[Required work]:
Among the records below, how many lines contain the word "Formes"? The answer is a single number.

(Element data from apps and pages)
*** Begin section ***

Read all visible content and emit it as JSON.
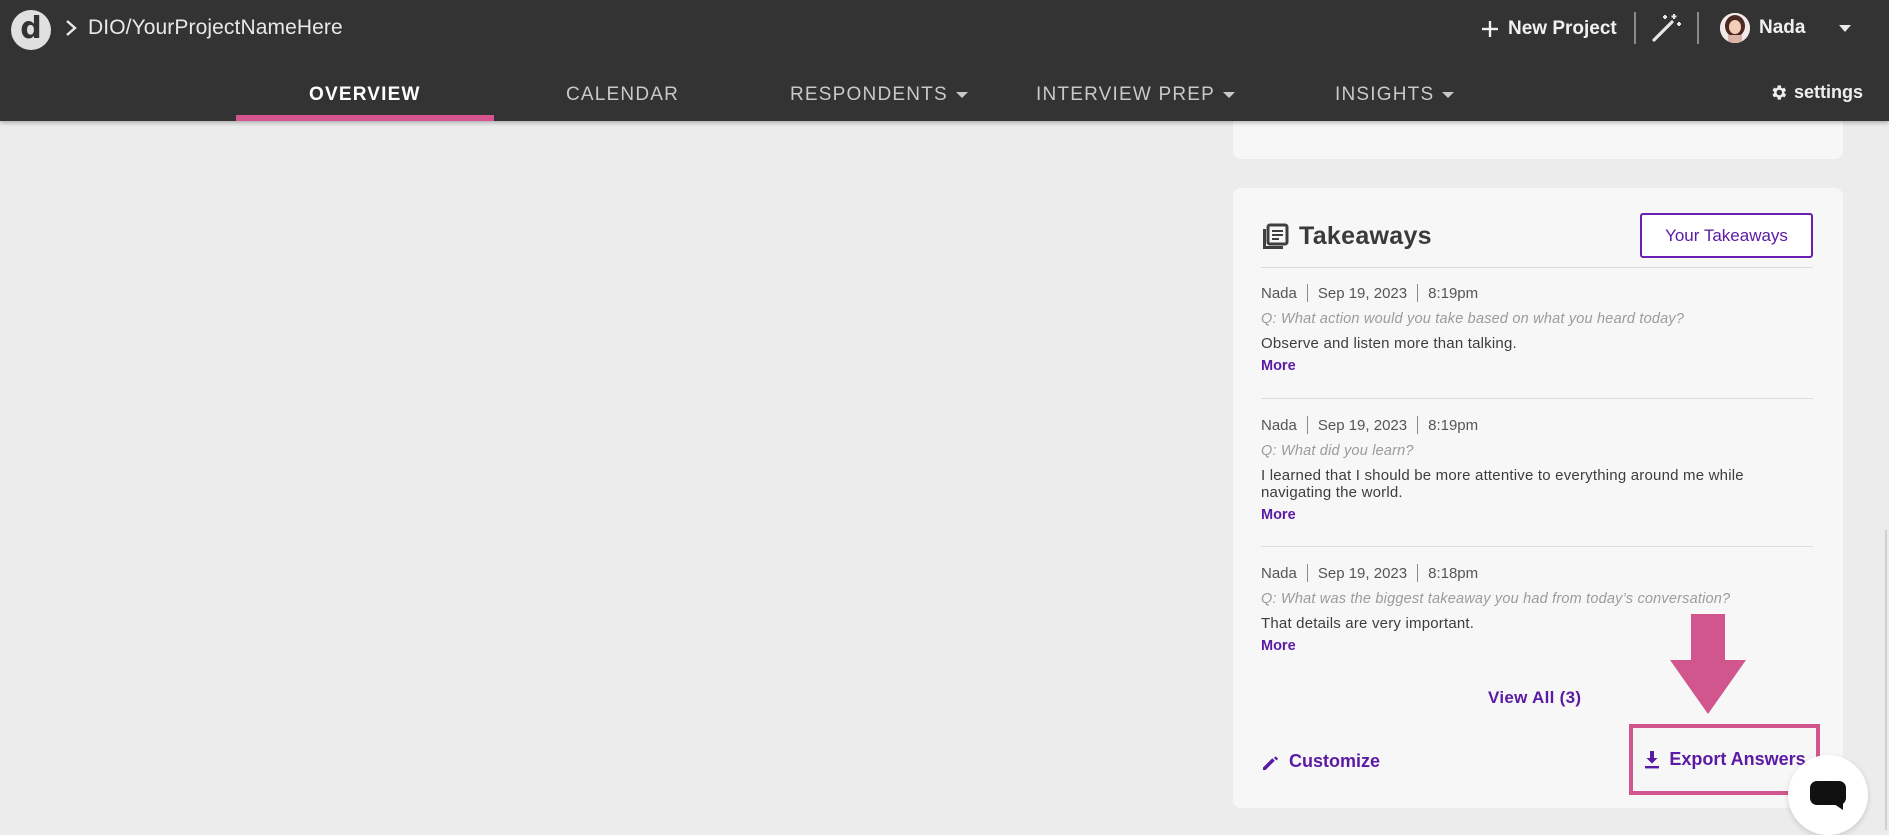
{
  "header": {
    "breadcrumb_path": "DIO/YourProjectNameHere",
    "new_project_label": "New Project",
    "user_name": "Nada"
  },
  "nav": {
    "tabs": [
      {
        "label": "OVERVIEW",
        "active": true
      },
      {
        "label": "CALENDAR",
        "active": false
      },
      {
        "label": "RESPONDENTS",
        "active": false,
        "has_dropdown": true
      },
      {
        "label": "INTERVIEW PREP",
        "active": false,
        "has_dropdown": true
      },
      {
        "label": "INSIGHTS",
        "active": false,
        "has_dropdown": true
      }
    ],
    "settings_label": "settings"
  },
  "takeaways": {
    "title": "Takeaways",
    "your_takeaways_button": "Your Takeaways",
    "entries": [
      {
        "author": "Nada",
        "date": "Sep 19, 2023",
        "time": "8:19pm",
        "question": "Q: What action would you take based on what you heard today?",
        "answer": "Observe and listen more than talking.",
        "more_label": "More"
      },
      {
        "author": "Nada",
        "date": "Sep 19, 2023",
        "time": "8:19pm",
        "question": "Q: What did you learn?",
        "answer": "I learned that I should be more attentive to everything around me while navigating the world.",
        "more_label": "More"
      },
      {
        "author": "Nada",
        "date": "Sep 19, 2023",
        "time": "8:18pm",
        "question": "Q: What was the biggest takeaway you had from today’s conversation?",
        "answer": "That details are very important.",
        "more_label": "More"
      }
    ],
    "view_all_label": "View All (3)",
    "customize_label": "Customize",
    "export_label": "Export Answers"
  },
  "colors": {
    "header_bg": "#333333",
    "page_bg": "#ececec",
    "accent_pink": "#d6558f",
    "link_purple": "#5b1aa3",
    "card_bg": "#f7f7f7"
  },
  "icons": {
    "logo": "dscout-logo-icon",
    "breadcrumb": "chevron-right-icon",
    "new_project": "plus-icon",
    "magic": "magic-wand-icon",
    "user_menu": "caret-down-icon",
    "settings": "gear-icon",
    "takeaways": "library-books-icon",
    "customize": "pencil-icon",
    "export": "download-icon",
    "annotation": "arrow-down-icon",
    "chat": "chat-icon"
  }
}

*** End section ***
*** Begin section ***

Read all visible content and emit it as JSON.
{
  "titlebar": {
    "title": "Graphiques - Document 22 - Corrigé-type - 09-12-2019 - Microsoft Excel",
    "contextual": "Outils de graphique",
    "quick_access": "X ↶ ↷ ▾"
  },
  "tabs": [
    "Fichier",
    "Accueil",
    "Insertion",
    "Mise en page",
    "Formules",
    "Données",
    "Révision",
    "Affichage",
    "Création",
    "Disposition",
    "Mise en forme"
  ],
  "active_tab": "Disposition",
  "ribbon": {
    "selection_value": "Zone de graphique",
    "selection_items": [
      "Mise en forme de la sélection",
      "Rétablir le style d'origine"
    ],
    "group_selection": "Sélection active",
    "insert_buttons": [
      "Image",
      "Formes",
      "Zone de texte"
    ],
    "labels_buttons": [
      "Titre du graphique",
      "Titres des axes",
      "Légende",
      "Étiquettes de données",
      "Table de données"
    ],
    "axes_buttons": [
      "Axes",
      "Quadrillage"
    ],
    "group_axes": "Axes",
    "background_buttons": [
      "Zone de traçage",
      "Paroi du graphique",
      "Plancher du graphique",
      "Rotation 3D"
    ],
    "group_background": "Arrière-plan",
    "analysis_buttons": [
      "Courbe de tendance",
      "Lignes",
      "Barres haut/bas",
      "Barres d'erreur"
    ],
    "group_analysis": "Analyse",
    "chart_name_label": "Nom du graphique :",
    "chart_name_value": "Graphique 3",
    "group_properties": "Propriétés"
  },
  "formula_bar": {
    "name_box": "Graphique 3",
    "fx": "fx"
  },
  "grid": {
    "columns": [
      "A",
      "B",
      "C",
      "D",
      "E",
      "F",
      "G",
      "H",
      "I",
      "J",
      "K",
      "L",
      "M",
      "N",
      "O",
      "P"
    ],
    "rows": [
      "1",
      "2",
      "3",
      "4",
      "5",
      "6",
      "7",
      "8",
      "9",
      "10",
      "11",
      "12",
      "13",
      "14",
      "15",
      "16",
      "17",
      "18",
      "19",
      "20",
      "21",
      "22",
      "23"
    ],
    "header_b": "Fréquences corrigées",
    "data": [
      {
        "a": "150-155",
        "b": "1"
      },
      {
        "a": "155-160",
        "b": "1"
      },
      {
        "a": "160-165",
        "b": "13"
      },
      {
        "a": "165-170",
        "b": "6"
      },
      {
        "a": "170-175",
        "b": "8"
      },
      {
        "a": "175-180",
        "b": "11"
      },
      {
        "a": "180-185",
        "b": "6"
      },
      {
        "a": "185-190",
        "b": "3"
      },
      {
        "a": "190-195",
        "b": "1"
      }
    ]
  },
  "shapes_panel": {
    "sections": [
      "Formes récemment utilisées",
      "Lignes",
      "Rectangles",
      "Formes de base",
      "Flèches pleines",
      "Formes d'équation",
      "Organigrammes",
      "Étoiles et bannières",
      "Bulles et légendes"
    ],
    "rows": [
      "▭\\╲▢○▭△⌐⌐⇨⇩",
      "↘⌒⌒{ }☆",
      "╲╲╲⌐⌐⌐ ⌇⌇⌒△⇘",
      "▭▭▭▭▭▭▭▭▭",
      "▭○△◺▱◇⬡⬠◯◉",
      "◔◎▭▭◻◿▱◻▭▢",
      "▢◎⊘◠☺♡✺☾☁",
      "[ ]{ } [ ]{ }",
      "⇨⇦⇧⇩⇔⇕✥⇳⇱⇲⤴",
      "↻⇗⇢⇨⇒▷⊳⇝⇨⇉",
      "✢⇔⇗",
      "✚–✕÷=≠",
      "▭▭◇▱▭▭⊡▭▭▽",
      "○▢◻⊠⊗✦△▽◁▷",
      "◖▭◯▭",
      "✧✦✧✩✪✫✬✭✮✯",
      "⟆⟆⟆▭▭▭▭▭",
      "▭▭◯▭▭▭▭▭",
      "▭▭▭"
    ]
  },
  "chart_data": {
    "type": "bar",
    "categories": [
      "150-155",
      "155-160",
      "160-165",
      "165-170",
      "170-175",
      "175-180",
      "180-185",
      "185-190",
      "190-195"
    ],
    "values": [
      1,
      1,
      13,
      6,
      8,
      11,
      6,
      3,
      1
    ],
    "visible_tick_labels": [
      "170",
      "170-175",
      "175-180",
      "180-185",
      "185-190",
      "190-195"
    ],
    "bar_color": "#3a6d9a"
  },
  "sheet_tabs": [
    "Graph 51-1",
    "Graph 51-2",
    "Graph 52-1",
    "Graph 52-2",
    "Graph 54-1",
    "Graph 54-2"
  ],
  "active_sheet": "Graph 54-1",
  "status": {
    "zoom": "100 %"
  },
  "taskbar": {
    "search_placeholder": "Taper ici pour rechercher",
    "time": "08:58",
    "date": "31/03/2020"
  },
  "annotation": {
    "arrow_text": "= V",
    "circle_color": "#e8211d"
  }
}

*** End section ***

[Solution]:
4